Copy nothing but the lines from the one containing "Decode this image" through the last line of the entries below, exactly as written and without pictures.

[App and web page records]
- Opening Delimiter -

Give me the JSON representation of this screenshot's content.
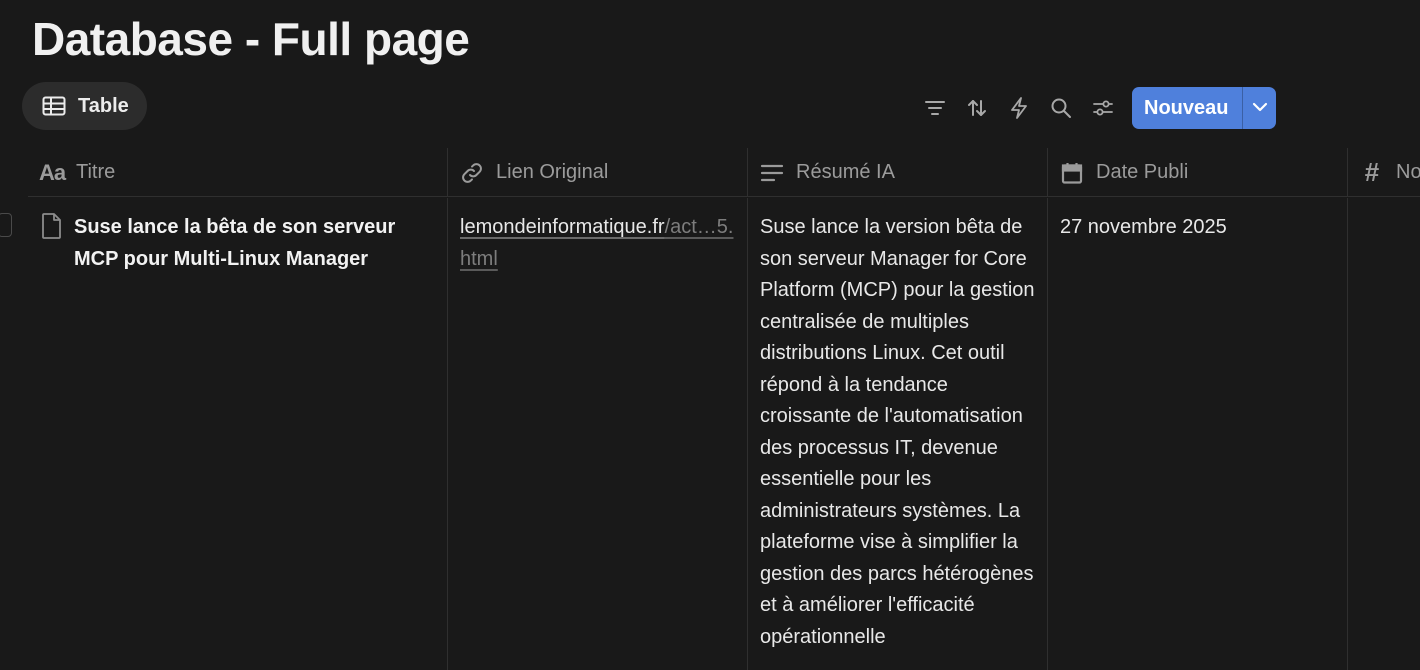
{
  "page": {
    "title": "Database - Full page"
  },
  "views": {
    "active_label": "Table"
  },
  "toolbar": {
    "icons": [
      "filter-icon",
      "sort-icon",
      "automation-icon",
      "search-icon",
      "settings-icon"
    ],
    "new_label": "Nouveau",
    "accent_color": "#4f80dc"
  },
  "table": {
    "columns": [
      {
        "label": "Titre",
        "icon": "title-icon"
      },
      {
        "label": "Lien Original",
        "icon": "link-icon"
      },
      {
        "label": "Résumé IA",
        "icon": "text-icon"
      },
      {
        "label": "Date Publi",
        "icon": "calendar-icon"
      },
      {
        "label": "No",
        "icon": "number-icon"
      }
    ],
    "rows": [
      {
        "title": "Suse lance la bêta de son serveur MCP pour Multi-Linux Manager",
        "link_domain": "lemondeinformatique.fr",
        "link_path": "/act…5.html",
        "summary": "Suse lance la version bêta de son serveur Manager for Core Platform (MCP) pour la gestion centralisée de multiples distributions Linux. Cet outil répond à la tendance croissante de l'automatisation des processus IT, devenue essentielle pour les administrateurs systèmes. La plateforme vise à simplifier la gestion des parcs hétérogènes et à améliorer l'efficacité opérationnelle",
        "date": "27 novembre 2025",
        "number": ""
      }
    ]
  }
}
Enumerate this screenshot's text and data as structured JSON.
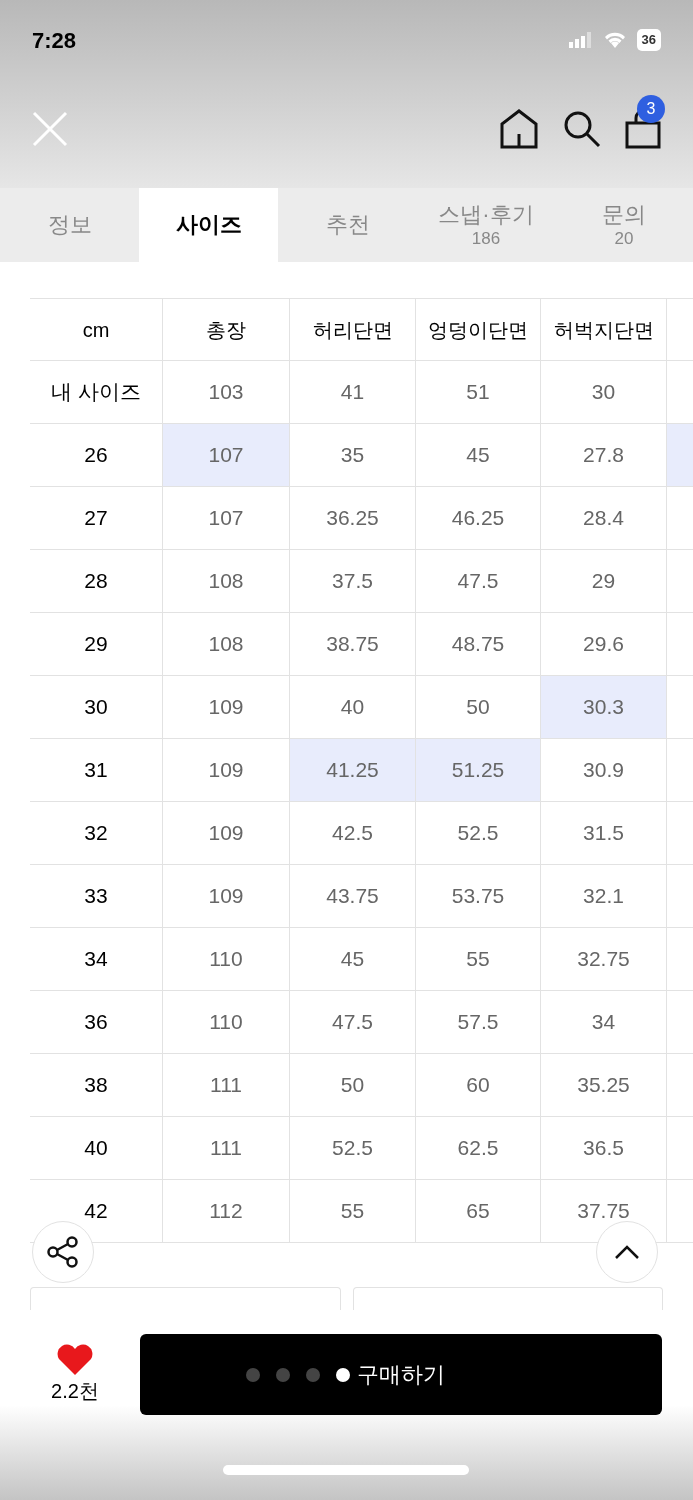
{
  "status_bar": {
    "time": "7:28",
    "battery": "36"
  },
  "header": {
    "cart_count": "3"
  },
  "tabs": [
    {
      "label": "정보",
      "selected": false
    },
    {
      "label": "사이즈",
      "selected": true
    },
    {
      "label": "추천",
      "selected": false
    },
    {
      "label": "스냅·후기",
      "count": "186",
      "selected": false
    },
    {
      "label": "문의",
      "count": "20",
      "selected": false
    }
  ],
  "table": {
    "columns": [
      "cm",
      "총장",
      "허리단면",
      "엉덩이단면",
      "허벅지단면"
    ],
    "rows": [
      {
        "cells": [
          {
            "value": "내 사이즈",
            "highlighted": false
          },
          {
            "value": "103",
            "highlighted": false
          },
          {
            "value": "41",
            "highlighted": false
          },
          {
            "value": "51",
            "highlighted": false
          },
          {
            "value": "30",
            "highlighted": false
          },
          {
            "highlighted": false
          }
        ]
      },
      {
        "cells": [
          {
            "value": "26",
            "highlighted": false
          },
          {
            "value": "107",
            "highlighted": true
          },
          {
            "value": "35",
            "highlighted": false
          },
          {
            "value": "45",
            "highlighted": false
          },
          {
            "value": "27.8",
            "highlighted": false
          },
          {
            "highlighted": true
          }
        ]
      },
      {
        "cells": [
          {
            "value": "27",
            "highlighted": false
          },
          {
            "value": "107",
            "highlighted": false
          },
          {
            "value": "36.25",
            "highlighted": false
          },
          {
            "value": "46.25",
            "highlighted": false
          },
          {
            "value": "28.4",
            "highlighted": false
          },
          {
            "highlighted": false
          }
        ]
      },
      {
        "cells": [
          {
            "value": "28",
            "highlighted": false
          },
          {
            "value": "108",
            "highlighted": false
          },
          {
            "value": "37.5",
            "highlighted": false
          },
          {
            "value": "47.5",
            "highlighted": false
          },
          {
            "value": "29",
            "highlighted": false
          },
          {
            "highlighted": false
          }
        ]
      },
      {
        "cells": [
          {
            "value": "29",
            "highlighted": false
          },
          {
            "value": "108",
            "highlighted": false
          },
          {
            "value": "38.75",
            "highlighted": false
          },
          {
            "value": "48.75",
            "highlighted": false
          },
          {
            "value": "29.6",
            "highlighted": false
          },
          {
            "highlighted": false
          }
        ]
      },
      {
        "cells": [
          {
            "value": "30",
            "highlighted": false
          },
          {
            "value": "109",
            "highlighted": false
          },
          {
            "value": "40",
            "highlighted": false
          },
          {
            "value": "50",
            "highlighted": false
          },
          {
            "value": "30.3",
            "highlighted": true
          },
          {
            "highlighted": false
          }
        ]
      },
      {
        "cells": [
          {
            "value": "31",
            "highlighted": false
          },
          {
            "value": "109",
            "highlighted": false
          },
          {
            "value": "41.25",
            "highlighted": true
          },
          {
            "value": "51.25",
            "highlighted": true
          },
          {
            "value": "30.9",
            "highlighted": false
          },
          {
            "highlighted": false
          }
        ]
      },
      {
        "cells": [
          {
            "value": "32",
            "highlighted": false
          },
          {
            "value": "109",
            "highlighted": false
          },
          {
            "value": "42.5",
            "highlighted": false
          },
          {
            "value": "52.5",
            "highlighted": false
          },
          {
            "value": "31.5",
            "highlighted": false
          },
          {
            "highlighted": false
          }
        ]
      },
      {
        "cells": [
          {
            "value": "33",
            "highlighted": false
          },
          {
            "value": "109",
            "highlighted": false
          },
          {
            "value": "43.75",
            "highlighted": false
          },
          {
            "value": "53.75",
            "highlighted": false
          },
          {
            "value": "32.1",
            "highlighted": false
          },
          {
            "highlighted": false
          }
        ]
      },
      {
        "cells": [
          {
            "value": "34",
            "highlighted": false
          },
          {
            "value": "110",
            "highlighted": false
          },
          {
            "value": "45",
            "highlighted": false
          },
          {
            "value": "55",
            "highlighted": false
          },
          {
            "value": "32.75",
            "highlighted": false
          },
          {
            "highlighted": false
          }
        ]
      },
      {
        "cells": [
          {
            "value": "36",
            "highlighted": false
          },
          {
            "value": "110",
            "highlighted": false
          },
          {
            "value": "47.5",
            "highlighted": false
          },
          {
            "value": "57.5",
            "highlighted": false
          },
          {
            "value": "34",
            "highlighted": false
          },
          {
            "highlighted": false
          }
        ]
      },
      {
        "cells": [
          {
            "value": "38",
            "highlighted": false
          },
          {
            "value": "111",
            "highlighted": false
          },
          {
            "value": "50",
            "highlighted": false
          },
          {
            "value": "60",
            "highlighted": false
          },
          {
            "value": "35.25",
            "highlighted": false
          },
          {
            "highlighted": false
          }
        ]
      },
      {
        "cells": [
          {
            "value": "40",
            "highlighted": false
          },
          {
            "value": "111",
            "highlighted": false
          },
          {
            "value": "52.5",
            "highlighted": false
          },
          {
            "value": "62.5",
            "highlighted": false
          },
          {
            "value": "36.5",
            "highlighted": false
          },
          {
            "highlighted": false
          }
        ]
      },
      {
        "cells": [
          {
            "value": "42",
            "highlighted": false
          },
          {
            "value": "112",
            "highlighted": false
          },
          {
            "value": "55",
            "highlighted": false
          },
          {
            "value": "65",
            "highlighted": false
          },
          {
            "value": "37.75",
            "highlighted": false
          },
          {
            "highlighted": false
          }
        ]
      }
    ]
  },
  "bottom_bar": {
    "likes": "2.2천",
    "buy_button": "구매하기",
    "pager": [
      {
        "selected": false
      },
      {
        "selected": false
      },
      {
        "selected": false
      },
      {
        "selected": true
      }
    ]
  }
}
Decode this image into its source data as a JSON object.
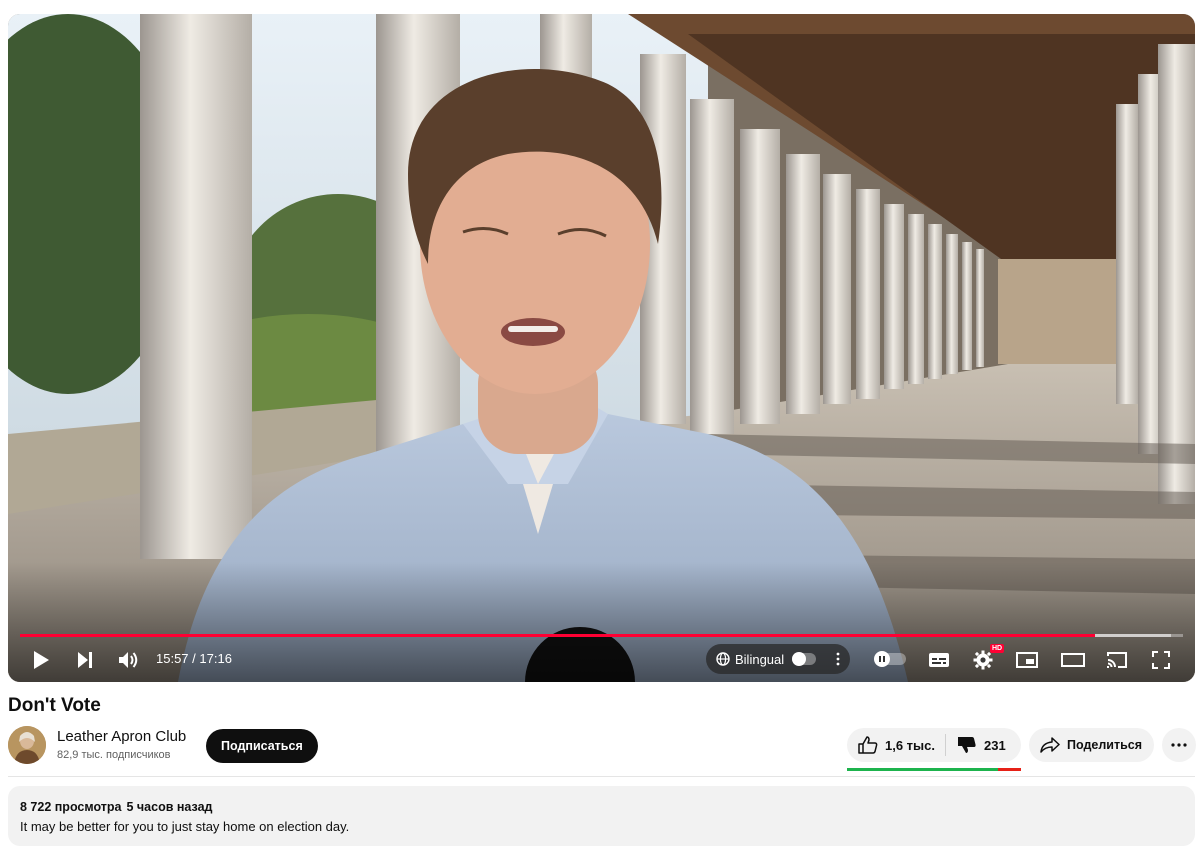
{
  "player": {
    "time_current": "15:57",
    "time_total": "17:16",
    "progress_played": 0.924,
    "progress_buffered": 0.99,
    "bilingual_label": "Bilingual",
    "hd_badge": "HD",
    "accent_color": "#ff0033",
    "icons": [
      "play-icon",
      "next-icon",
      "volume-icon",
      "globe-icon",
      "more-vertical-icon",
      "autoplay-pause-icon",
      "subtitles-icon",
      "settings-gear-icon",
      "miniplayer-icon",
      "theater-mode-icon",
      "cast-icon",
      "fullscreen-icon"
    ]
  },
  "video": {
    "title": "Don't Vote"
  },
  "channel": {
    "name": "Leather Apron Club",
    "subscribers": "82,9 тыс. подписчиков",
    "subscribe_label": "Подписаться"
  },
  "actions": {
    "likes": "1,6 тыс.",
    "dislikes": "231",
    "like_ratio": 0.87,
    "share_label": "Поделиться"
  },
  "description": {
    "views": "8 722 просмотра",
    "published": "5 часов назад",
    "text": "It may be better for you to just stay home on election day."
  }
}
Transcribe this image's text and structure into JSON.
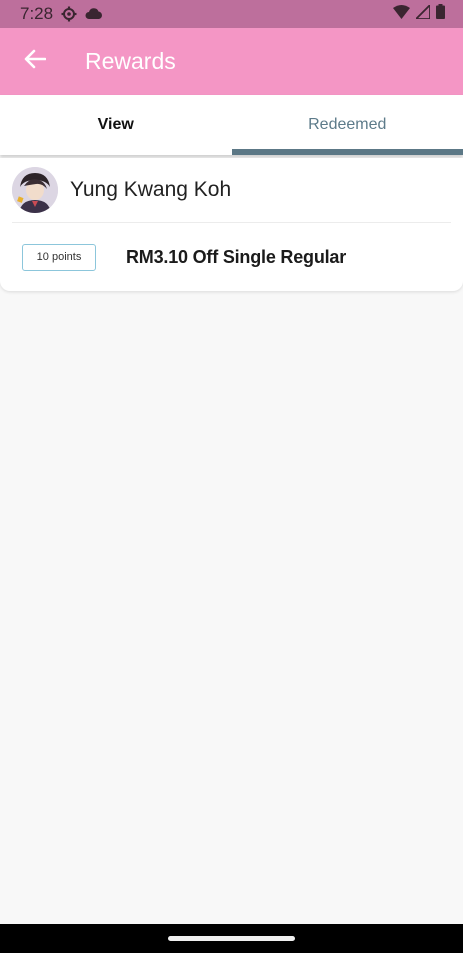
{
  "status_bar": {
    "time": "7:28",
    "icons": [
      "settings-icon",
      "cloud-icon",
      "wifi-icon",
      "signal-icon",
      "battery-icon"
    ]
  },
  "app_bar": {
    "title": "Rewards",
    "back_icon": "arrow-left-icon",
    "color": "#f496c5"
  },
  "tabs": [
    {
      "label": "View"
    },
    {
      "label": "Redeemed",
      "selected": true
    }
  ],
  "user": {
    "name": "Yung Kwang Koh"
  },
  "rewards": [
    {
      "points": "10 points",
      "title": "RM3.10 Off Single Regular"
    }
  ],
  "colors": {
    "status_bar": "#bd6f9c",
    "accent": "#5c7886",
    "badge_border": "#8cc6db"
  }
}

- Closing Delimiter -

TASK ANSWER:
Decode this image into its source data as a JSON object.
{
  "player": {
    "time_current": "15:57",
    "time_total": "17:16",
    "progress_played": 0.924,
    "progress_buffered": 0.99,
    "bilingual_label": "Bilingual",
    "hd_badge": "HD",
    "accent_color": "#ff0033",
    "icons": [
      "play-icon",
      "next-icon",
      "volume-icon",
      "globe-icon",
      "more-vertical-icon",
      "autoplay-pause-icon",
      "subtitles-icon",
      "settings-gear-icon",
      "miniplayer-icon",
      "theater-mode-icon",
      "cast-icon",
      "fullscreen-icon"
    ]
  },
  "video": {
    "title": "Don't Vote"
  },
  "channel": {
    "name": "Leather Apron Club",
    "subscribers": "82,9 тыс. подписчиков",
    "subscribe_label": "Подписаться"
  },
  "actions": {
    "likes": "1,6 тыс.",
    "dislikes": "231",
    "like_ratio": 0.87,
    "share_label": "Поделиться"
  },
  "description": {
    "views": "8 722 просмотра",
    "published": "5 часов назад",
    "text": "It may be better for you to just stay home on election day."
  }
}
Transcribe this image's text and structure into JSON.
{
  "status_bar": {
    "time": "7:28",
    "icons": [
      "settings-icon",
      "cloud-icon",
      "wifi-icon",
      "signal-icon",
      "battery-icon"
    ]
  },
  "app_bar": {
    "title": "Rewards",
    "back_icon": "arrow-left-icon",
    "color": "#f496c5"
  },
  "tabs": [
    {
      "label": "View"
    },
    {
      "label": "Redeemed",
      "selected": true
    }
  ],
  "user": {
    "name": "Yung Kwang Koh"
  },
  "rewards": [
    {
      "points": "10 points",
      "title": "RM3.10 Off Single Regular"
    }
  ],
  "colors": {
    "status_bar": "#bd6f9c",
    "accent": "#5c7886",
    "badge_border": "#8cc6db"
  }
}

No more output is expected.